### INFORMATION SUPPLIED
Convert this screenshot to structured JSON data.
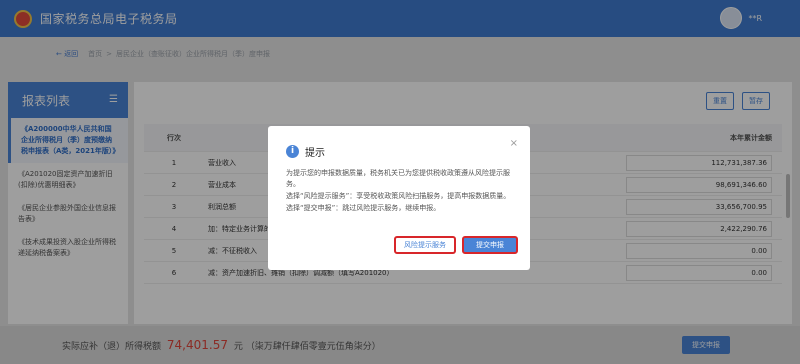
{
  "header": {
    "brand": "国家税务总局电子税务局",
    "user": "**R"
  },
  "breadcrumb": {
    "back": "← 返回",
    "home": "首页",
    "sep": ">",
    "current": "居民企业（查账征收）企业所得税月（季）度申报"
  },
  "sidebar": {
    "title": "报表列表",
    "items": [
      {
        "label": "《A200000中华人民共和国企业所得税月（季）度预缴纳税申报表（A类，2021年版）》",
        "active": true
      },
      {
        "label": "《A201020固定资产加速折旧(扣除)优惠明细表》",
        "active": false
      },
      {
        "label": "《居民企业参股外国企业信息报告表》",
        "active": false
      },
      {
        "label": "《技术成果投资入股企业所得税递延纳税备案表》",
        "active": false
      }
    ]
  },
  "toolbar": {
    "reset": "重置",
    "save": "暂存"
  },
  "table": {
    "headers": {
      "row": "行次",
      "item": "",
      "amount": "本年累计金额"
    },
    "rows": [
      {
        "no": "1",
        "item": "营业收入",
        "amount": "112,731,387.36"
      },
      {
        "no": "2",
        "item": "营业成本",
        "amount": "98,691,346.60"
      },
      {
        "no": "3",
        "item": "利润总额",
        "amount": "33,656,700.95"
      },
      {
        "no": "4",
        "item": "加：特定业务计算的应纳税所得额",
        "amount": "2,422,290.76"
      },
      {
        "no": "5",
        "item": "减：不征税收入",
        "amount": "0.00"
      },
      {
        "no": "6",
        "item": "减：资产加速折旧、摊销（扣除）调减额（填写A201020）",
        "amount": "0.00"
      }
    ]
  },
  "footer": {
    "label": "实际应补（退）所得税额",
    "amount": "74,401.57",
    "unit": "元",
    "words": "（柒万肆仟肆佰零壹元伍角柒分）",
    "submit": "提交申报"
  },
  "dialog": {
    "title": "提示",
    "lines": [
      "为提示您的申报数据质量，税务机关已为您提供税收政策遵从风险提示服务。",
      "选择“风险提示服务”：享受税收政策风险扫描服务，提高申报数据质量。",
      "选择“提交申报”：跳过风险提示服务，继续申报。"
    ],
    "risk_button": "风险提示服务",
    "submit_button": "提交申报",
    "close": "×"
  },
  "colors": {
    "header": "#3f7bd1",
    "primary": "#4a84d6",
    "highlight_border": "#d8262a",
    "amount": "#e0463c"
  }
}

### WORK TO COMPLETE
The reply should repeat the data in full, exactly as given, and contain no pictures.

### FINAL ANSWER
Convert this screenshot to structured JSON data.
{
  "header": {
    "brand": "国家税务总局电子税务局",
    "user": "**R"
  },
  "breadcrumb": {
    "back": "← 返回",
    "home": "首页",
    "sep": ">",
    "current": "居民企业（查账征收）企业所得税月（季）度申报"
  },
  "sidebar": {
    "title": "报表列表",
    "items": [
      {
        "label": "《A200000中华人民共和国企业所得税月（季）度预缴纳税申报表（A类，2021年版）》",
        "active": true
      },
      {
        "label": "《A201020固定资产加速折旧(扣除)优惠明细表》",
        "active": false
      },
      {
        "label": "《居民企业参股外国企业信息报告表》",
        "active": false
      },
      {
        "label": "《技术成果投资入股企业所得税递延纳税备案表》",
        "active": false
      }
    ]
  },
  "toolbar": {
    "reset": "重置",
    "save": "暂存"
  },
  "table": {
    "headers": {
      "row": "行次",
      "item": "",
      "amount": "本年累计金额"
    },
    "rows": [
      {
        "no": "1",
        "item": "营业收入",
        "amount": "112,731,387.36"
      },
      {
        "no": "2",
        "item": "营业成本",
        "amount": "98,691,346.60"
      },
      {
        "no": "3",
        "item": "利润总额",
        "amount": "33,656,700.95"
      },
      {
        "no": "4",
        "item": "加：特定业务计算的应纳税所得额",
        "amount": "2,422,290.76"
      },
      {
        "no": "5",
        "item": "减：不征税收入",
        "amount": "0.00"
      },
      {
        "no": "6",
        "item": "减：资产加速折旧、摊销（扣除）调减额（填写A201020）",
        "amount": "0.00"
      }
    ]
  },
  "footer": {
    "label": "实际应补（退）所得税额",
    "amount": "74,401.57",
    "unit": "元",
    "words": "（柒万肆仟肆佰零壹元伍角柒分）",
    "submit": "提交申报"
  },
  "dialog": {
    "title": "提示",
    "lines": [
      "为提示您的申报数据质量，税务机关已为您提供税收政策遵从风险提示服务。",
      "选择“风险提示服务”：享受税收政策风险扫描服务，提高申报数据质量。",
      "选择“提交申报”：跳过风险提示服务，继续申报。"
    ],
    "risk_button": "风险提示服务",
    "submit_button": "提交申报",
    "close": "×"
  },
  "colors": {
    "header": "#3f7bd1",
    "primary": "#4a84d6",
    "highlight_border": "#d8262a",
    "amount": "#e0463c"
  }
}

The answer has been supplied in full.